more than technical facility, and since the release of his 1967 debut, Stand Back!, Musselwhite has never faltered. Don’t expect him to start now. (Jonny Whiteside)



FRIDAY, MAY 19Esthero at the Roxy

This young Canadian singer’s 2005 album, Wikked Lil Grrrls, didn’t receive the notice it deserved, perhaps because it’s called Wikked Lil Grrrls and contains stretches of supremely iffy spoken-word poetry. Despite those drawbacks, Esthero — like Pink and Nelly Furtado, both of whom have found more commercial success with a similar anti-formula — makes daring polyglot pop full of nods to, well, just about everything: Wikked mashes up trip-hop atmospherics, big-band horn arrangements, teen-pop choruses and hints of world-music exotica in songs that are maddeningly catchy and appealingly quirky enough to excuse Esthero’s knee-jerk claim in “We R in Need of a Musical Revolution” that all MTV and the radio play is boring crap. Hasn’t she heard that new Furtado joint? It’s bananas! (Mikael Wood)
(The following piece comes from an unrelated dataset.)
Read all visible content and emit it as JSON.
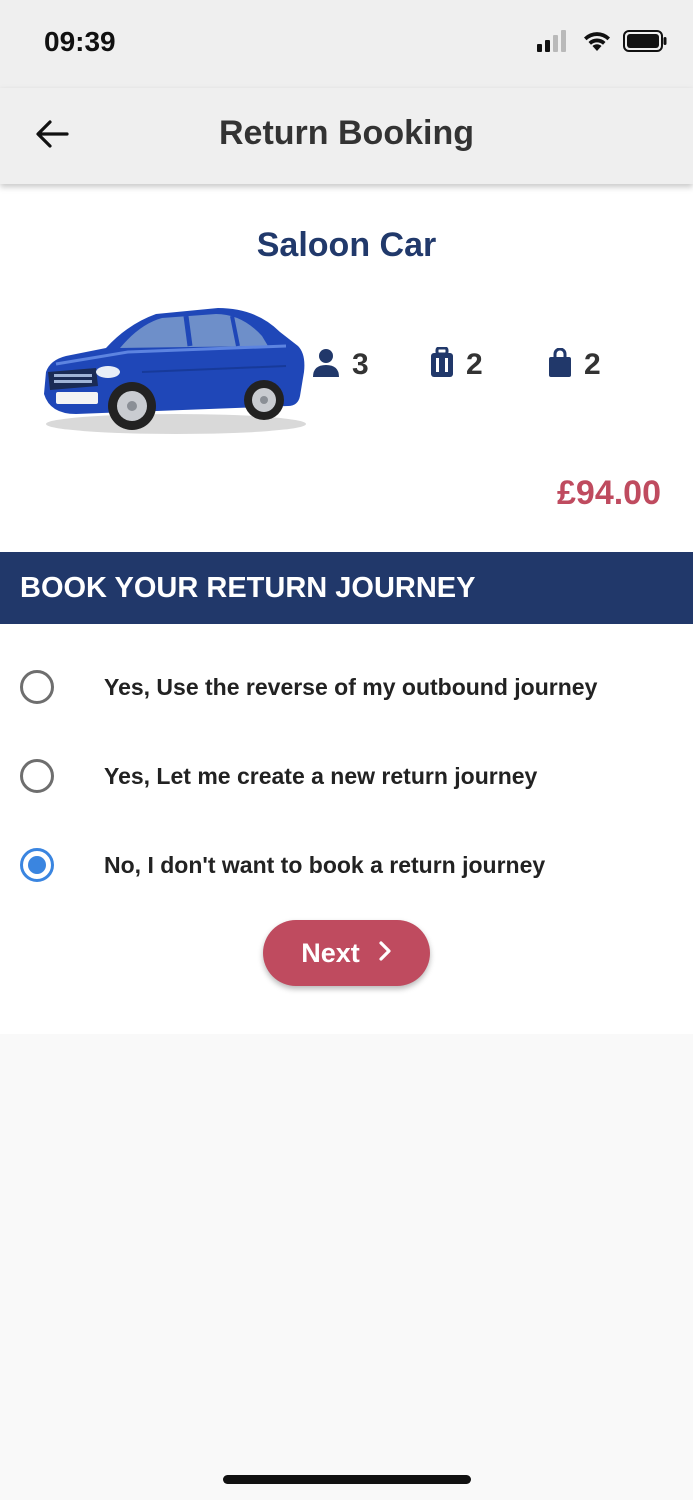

George Clinton & Parliament at House of Blues

Funk spearhead George Clinton works at a remarkably tall artistic level, much the same altitude as the aurora borealis — one where flabbergasting displays of artful momentum can reach a near-hallucinatory scale. Almost 50 years into an extraordinary career (which began with the doo-wop group the Parliaments), Clinton has fused long-enduring Afro-American vernacular music with his own drastically flamboyant brand of stratospheric syncopation and created an unrivaled musical force, one that reaches back even as it stakes bold, new claims. Clinton’s phenomenal strut, lurch and grind has stewed up some crucial, if not immortal, records (“Atomic Dog,” “One Nation Under a Groove”), songs so groove intense, so rhythmically irresistible, that they allow Clinton — and his mad, maxi-shock troupe Parliament — to run their funk party on a positively epic scale. Non-participation is strictly forbidden. (Jonny Whiteside)

The Concretes at the Troubadour
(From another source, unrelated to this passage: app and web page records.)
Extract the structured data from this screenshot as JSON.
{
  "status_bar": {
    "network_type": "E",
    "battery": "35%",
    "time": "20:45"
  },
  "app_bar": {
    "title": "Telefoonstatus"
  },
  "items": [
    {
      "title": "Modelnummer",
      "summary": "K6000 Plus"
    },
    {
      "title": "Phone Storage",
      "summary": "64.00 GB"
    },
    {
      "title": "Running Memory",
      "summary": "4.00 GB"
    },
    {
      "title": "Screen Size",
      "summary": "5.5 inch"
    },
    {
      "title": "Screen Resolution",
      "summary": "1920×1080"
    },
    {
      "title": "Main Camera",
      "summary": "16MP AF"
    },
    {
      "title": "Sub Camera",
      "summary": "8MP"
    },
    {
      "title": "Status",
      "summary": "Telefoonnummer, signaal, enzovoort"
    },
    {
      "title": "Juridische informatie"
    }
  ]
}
As produced by Rilo Kiley/Bright Eyes cohort Mike Moggis, the Concretes’ new In Colour (Astralwerks) becomes a very, very relaxed, sunny-afternoon-type affair, the Stockholm band’s artfully melodic pop candy coated even in folksy sawing fiddles, steel guitars, churchy organs, bells, tambourines, and horn sections that lazily honk sweet-&-low soulful — or, in brief flashes, rankly gloomy. In fact, so utterly mellow and agreeable is all this stuff — no doubt created in some kind of intensely Swedish (oxymoron?) reaction to their country’s frosty darkness — that by contrast the even tones of Björkish singer Victoria Bergsman hint at dread irony, as if nowhere on Earth could really be so utterly nice . . . Nah, don’t spoil it by thinking too much. (John Payne)


Los Lobos at the Conga Room
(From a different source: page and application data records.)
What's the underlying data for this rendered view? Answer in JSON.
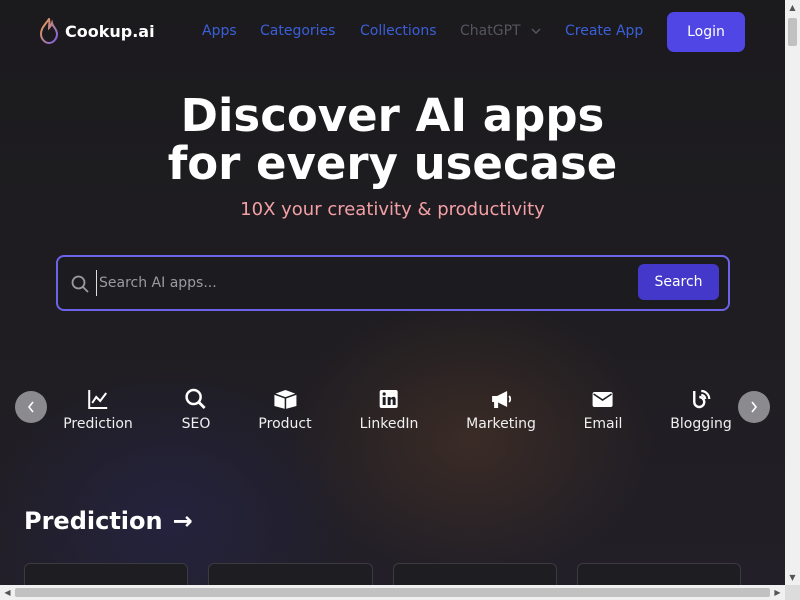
{
  "header": {
    "logo_text": "Cookup.ai",
    "nav": [
      {
        "label": "Apps"
      },
      {
        "label": "Categories"
      },
      {
        "label": "Collections"
      },
      {
        "label": "ChatGPT"
      },
      {
        "label": "Create App"
      }
    ],
    "login_label": "Login"
  },
  "hero": {
    "title_line1": "Discover AI apps",
    "title_line2": "for every usecase",
    "subtitle": "10X your creativity & productivity"
  },
  "search": {
    "placeholder": "Search AI apps...",
    "value": "",
    "button_label": "Search"
  },
  "categories": [
    {
      "label": "Prediction",
      "icon": "chart-line-icon"
    },
    {
      "label": "SEO",
      "icon": "magnifier-icon"
    },
    {
      "label": "Product",
      "icon": "box-icon"
    },
    {
      "label": "LinkedIn",
      "icon": "linkedin-icon"
    },
    {
      "label": "Marketing",
      "icon": "megaphone-icon"
    },
    {
      "label": "Email",
      "icon": "envelope-icon"
    },
    {
      "label": "Blogging",
      "icon": "blog-icon"
    }
  ],
  "section": {
    "title": "Prediction",
    "arrow": "→"
  },
  "colors": {
    "accent": "#4f46e5",
    "nav_link": "#3b5fd9",
    "subtitle": "#f2a0a6",
    "background": "#1b1a1d"
  }
}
Will the wolf survive? Ask L.A.’s seminal band Los Lobos. We know Los Lobos’ music will survive — they’ve been rockin’ for 30 years now — but the question is whether the Conga Room, L.A.’s premier Latin-music venue, will. Before the doors close at the club’s current location (it’s scheduled to reopen in a year or so at a new home across from Staples Center), don’t miss the O.G. Eastside band Los Lobos performing classic hits like “A Matter of Time” and “One Time, One Night.” How bad are these Wolves? Their debut album, How Will the Wolf Survive, was on Rolling Stone’s list of the 500 greatest albums of all time — not bad for four Mexican kids from Garfield High. Don’t be surprised if Conga Room part-owner/actor-comedian Paul Rodriguez, who attended rival Roosevelt High, is in attendance; he’s always down for a good neighborhood party! (Ben Quiñones)

Petra Haden & the Sellouts at the Troubadour

Former That Dog singer-violinist Haden is setting out with the Foo Fighters on an international acoustic tour that launches July 10, but before she leaves town she’s gracing us with a live presentation of her creepy yet beautiful a cappella music: stuff from Imaginaryland, her 1999 solo debut, and last year’s Petra Haden Sings: The Who Sell Out, a true feat of vocal cunning on which she played the entire Who album with her mouth. Tonight she appears with the Sellouts, a nine-piece band of backing-vocal ladies that includes Haden’s sister Rachel, who’s going on tour herself in July with a reconstituted version of That Dog’s old sister band the Rentals. (Mikael Wood)

LA Weekly